* _TASK DESCRIPTION_:
Your answer should consist of the lines in the following data that contain "library".

┌─ SUPPLIED ENTRIES

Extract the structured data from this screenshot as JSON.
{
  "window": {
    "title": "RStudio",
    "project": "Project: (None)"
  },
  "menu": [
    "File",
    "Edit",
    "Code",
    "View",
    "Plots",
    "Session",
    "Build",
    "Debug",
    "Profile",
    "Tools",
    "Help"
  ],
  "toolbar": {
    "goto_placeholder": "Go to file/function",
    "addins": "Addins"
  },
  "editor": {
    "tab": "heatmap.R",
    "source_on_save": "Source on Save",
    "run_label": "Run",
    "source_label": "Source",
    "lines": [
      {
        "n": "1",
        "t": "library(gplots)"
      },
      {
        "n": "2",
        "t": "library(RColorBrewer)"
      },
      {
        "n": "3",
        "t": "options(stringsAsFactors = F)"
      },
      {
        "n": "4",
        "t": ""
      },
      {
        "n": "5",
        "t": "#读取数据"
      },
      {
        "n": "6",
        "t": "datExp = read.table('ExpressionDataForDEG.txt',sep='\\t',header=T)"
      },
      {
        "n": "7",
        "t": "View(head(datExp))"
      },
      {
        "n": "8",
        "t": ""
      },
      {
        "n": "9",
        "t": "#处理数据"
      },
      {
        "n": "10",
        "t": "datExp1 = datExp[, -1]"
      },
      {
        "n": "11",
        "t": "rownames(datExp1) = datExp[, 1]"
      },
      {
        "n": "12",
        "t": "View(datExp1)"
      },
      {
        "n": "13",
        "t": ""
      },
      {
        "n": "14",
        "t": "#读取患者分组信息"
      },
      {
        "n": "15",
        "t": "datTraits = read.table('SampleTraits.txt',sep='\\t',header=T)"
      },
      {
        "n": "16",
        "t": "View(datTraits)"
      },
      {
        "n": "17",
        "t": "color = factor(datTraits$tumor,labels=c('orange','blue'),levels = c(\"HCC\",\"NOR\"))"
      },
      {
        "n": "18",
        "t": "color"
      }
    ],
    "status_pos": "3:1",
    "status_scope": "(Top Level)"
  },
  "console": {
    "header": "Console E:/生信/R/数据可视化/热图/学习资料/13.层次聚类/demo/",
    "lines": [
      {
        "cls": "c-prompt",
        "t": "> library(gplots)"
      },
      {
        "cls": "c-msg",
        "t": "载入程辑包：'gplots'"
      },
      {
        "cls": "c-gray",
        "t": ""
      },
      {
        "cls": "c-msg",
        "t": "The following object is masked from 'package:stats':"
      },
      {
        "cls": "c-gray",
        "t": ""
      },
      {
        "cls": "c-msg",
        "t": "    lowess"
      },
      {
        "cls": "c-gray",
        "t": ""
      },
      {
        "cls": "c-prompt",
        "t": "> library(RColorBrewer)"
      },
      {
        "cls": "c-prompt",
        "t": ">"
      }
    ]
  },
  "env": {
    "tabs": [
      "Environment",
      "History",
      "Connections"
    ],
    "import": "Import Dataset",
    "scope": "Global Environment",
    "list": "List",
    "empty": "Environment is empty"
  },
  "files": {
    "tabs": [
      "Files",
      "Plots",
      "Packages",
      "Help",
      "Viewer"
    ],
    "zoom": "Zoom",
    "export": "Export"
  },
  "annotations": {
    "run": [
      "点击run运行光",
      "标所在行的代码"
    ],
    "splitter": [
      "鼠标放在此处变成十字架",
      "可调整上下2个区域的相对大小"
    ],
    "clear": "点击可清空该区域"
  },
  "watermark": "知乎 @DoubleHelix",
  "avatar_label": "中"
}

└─

* _FINISHED TASK_:
        "t": "library(gplots)"
        "t": "library(RColorBrewer)"
        "t": "> library(gplots)"
        "t": "> library(RColorBrewer)"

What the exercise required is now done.